Much of the Indian government’s censorship focuses on Jammu and Kashmir, a contested Muslim-majority region where residents have experienced decades of human rights abuses. India placed Jammu and Kashmir under direct federal control last year, upending the area’s special autonomous status. Following this change, the government imposed a months-long internet shutdown in the region and removed online content relating to Kashmiri journalism.

All told, India blocks access to thousands of websites. Under Section 69A of the Information Technology Act, the government can block public access to online information to safeguard a number of broadly worded interests, such as public order or the “interest of sovereignty and integrity of India.” The government cited Section 69A as the authority under which it banned the 59 Chinese apps in June.

As with internet shutdowns and website blocks, a ban on a social media platform is a human rights issue. The restriction limits the ability of Indians to express themselves online — TikTok dances, no matter how silly, and protest-related videos are both forms of free expression, protected under international treaties to which India is a party.

The decision puts the country in unusual company globally. In Freedom House’s 2019 “Freedom on the Net” report, which tracks internet freedom around the world, 20 of the 65 countries we cover blocked access to one or more social media platforms. Of these, only one other country did so in a context similar to India’s app blocking: Ukraine’s government blocked two Russian-owned social media websites, citing national security and cybersecurity concerns, alongside a host of sanctions aimed at Russian companies. A handful of other governments in countries assessed by the report — China, Iran, and Russia — have justified social media blocks in the past by citing the need to limit influence from foreign companies.

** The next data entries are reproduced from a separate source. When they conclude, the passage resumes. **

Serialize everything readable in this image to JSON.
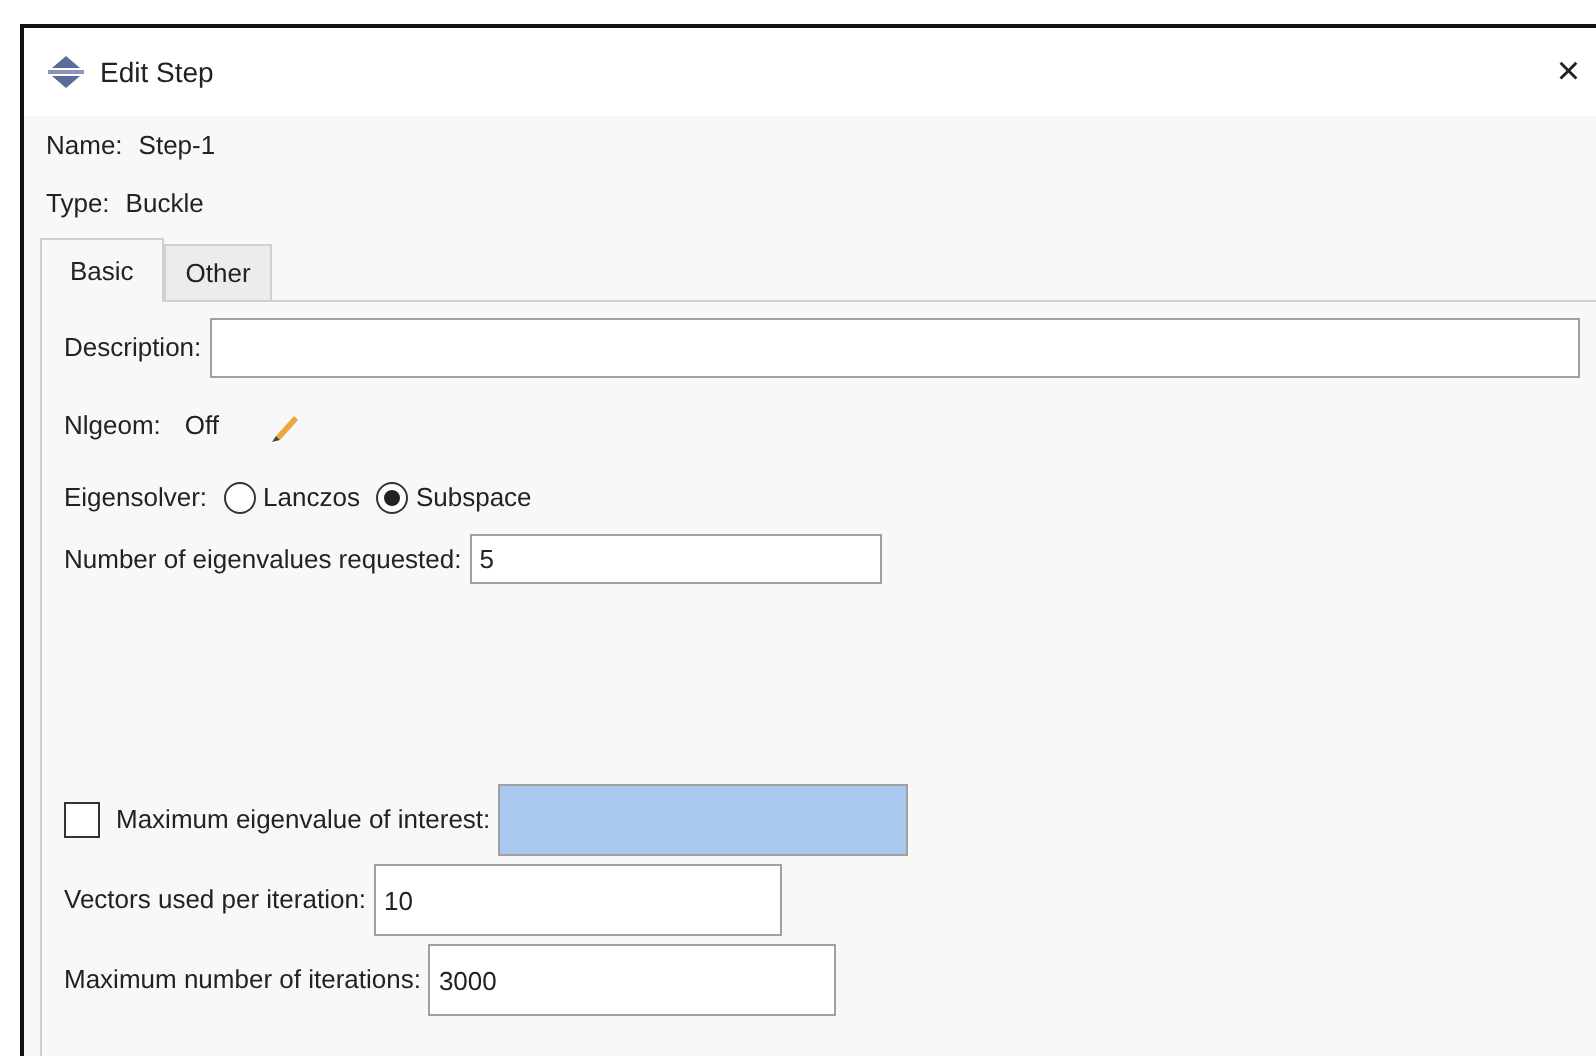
{
  "window": {
    "title": "Edit Step",
    "close": "×"
  },
  "name": {
    "label": "Name:",
    "value": "Step-1"
  },
  "type": {
    "label": "Type:",
    "value": "Buckle"
  },
  "tabs": [
    {
      "label": "Basic",
      "selected": true
    },
    {
      "label": "Other",
      "selected": false
    }
  ],
  "description": {
    "label": "Description:"
  },
  "nlgeom": {
    "label": "Nlgeom:",
    "value": "Off"
  },
  "eigensolver": {
    "label": "Eigensolver:",
    "options": [
      {
        "label": "Lanczos",
        "selected": false
      },
      {
        "label": "Subspace",
        "selected": true
      }
    ]
  },
  "eigenvalues_requested": {
    "label": "Number of eigenvalues requested:",
    "value": "5"
  },
  "max_eigenvalue": {
    "label": "Maximum eigenvalue of interest:",
    "checked": false
  },
  "vectors_per_iteration": {
    "label": "Vectors used per iteration:",
    "value": "10"
  },
  "max_iterations": {
    "label": "Maximum number of iterations:",
    "value": "3000"
  }
}
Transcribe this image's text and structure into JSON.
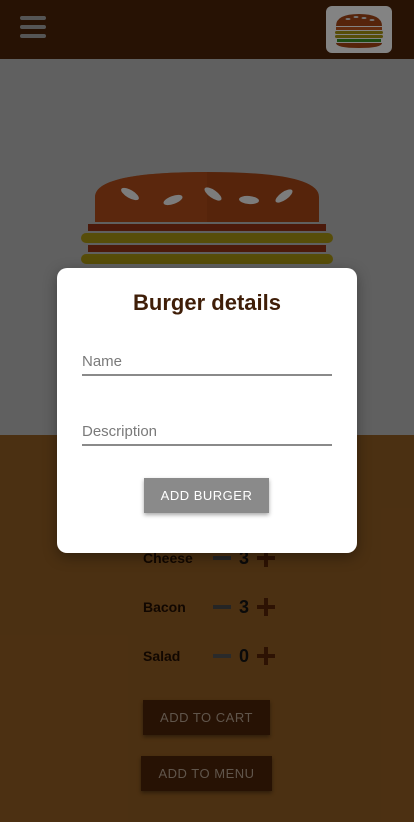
{
  "header": {
    "menu_icon": "hamburger-menu-icon",
    "logo_icon": "burger-logo-icon"
  },
  "ingredients": [
    {
      "label": "Cheese",
      "qty": "3"
    },
    {
      "label": "Bacon",
      "qty": "3"
    },
    {
      "label": "Salad",
      "qty": "0"
    }
  ],
  "actions": {
    "add_to_cart": "ADD TO CART",
    "add_to_menu": "ADD TO MENU"
  },
  "modal": {
    "title": "Burger details",
    "name_placeholder": "Name",
    "description_placeholder": "Description",
    "submit_label": "ADD BURGER"
  },
  "colors": {
    "header": "#3f1e08",
    "preview_bg": "#9b9b9b",
    "body_bg": "#7a4e1d",
    "cheese": "#8d7d10",
    "bun": "#8b3a12"
  }
}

TikTok’s data practices certainly warrant scrutiny. The app collects a good deal of personal information, including geolocation data, browsing histories, and behavioral records on how users engage with content. This level of data collection is the norm for social media companies, as  a cursory look through the privacy policies of the apps on your own phone will confirm.

As a Chinese company, ByteDance must comply with requests from the Chinese government for user data, meaning TikTok carries added risks in terms of the ultimate destination of the information it collects. Equally concerning are reports that the company instructs moderators to censor political speech, including videos that share information about China’s human rights abuses.

Governments should certainly seek to protect user data from misuse by foreign state actors. But the Indian government’s ban hurts the millions of Indians who flocked to TikTok to express themselves. Moreover, Indians are still exposed to equivalent risks for other apps made by Chinese companies, barring further and more drastic bans by the Indian government.

To address its concerns about TikTok while respecting the rights of Indians, the government should enhance privacy protections rather than restrict access to online content. Privacy is at the forefront of India’s internet freedom debates, with a landmark Supreme Court ruling in 2017 declaring privacy a constitutionally protected right. In this context, a draft data protection bill was introduced in the Lok Sabha, the lower house of India’s Parliament. Despite welcome provisions such as special safeguards for the data of children, who form a significant part of TikTok’s user base, the draft bill falls short. For example, it grants the government broad latitude to exempt itself from data protection requirements, opening the door to rights-abusing surveillance, and includes vague localization requirements for certain categories of data.

As scrutiny of TikTok gains momentum, India offers a case study on how and how not to respond. Simply restricting access to the app results in a restriction of freedom. The right way to protect the interests of internet users is to safeguard both their privacy and their freedom of expression.

Kian Vesteinsson is research analyst for technology and democracy at Freedom House.